If You Go

The Chino Valley Unified School District board members will meet at 7 Thursday night at the district office, 5130 Riverside Drive, Chino.

CHINO - Despite having a $15 million budget surplus, Chino Valley Unified officials are calling for some caution before immediately restoring programs and positions that have been cut over the past few years.

The board tonight will consider Superintendent Wayne Joseph's list of 18 items totaling $10 million that could be restored for the current and 2013-14 school years.

Joseph said the district, bolstered by money from the recently passed Proposition 30, is cautiously optimistic. That's evidenced by the fact he has asked the board to bring some items back for only one year.

"It was a temptation of mine to bring items back for longer but the reason we are able to do it now is because the board has been prudent in the way they've handled the budget," he said.

A couple of Joseph's recommendations would take effect immediately through the end of this school year.

Chino Valley Unified also has a $24 million surplus in its projected unappropriated ending balance for the 2014-15 school year.

In past years, however, state budget shortfalls caused the district to make sizeable reductions in programs and staff.

The school board in 2011 had to close a $28.5 million budget gap projected for the 2012-13 school year. In February 2012, they approved nearly $20 million in cuts for the 2012-13 and the 2013-14 school years.

Board member Irene Hernandez-Blair said Gov. Jerry Brown's tax initiative Proposition 30 didn't create a windfall of money, but it restored what was previously cut.
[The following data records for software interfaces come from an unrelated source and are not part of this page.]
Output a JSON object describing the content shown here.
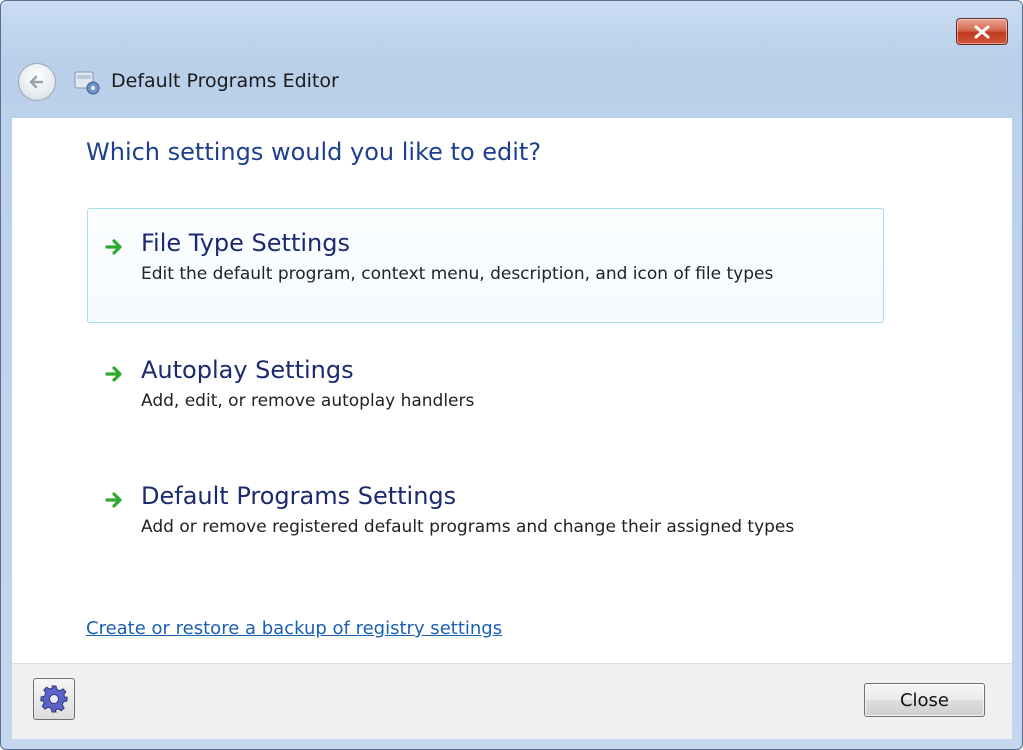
{
  "window": {
    "title": "Default Programs Editor",
    "close_glyph": "✕"
  },
  "main": {
    "heading": "Which settings would you like to edit?",
    "options": [
      {
        "title": "File Type Settings",
        "description": "Edit the default program, context menu, description, and icon of file types",
        "icon": "green-arrow-icon",
        "highlighted": true
      },
      {
        "title": "Autoplay Settings",
        "description": "Add, edit, or remove autoplay handlers",
        "icon": "green-arrow-icon",
        "highlighted": false
      },
      {
        "title": "Default Programs Settings",
        "description": "Add or remove registered default programs and change their assigned types",
        "icon": "green-arrow-icon",
        "highlighted": false
      }
    ],
    "backup_link": "Create or restore a backup of registry settings"
  },
  "footer": {
    "settings_icon": "gear-icon",
    "close_label": "Close"
  },
  "colors": {
    "heading": "#1e3f8f",
    "link": "#1a5fb4",
    "arrow": "#2ea82e",
    "highlight_border": "#a9dcf0",
    "titlebar": "#bcd1ea",
    "close_button": "#c0391f"
  }
}
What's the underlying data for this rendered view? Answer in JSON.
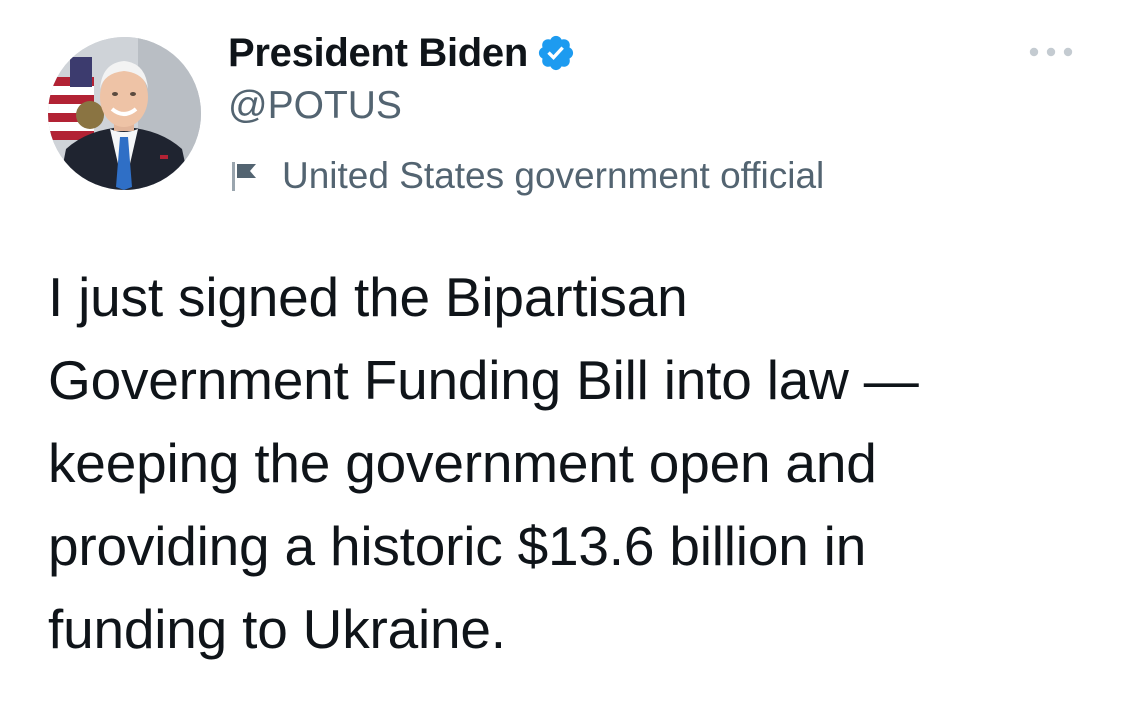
{
  "tweet": {
    "author": {
      "display_name": "President Biden",
      "handle": "@POTUS",
      "verified": true,
      "avatar_icon": "profile-photo",
      "account_label": "United States government official",
      "label_icon": "flag-icon"
    },
    "more_icon": "more-horizontal-icon",
    "text": "I just signed the Bipartisan\nGovernment Funding Bill into law —\nkeeping the government open and\nproviding a historic $13.6 billion in\nfunding to Ukraine."
  },
  "colors": {
    "primary_text": "#0f1419",
    "secondary_text": "#536471",
    "verified_blue": "#1d9bf0",
    "background": "#ffffff"
  }
}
Proposition 30 was passed in November and raised California's sales tax and income tax rates for top earners.

Hernandez-Blair said board members must proceed with caution and common sense.

"I think we should be very prudent in what we recommend or approve be restored because we must be prepared for unexpected emergencies and be mindful of the impending implementation of Common Core, which will come at a significant cost to the district," she said.

The Common Core State Standards Initiative is a new program that is estimated to cost each school district a significant amount to put in place. The national initiative aims for students to have a set of uniform benchmarks for math and reading.

"With that said, I also believe we should prioritize expenses that will assist in providing quality education to all students, especially in areas and sub-groups which have resulted in our district being designated as needing Program Improvement," Hernandez-Blair said.

Board member Andrew Cruz said he's confident about bringing some items back like school counselors, assistant principals and athletic transportation.

"Gov. Brown is cautiously optimistic and this allows the district to prioritize restoration based on his outlook," Cruz said.

Board member Charles Dickie echoed Joseph's remarks but said if cuts happen anytime soon, the district will have to "make deeper cuts." Dickie also has concerns about the possible approval of a charter school opening in the district.

The state Department of Education will be reviewing a charter petition from the Neighborhood Arts and Science Academy in mid-March. NASA's plans are to open an independent charter in the district. Its petition was denied by the district and the San Bernardino County Board of Education. By law, NASA officials are allowed to take their petition to the state for approval.

"If they get approved, it is possible they will take some of our teachers and that will affect layoffs," Dickie said.

canan.tasci@inlandnewspapers.com

909-483-9340

@chinovalleynow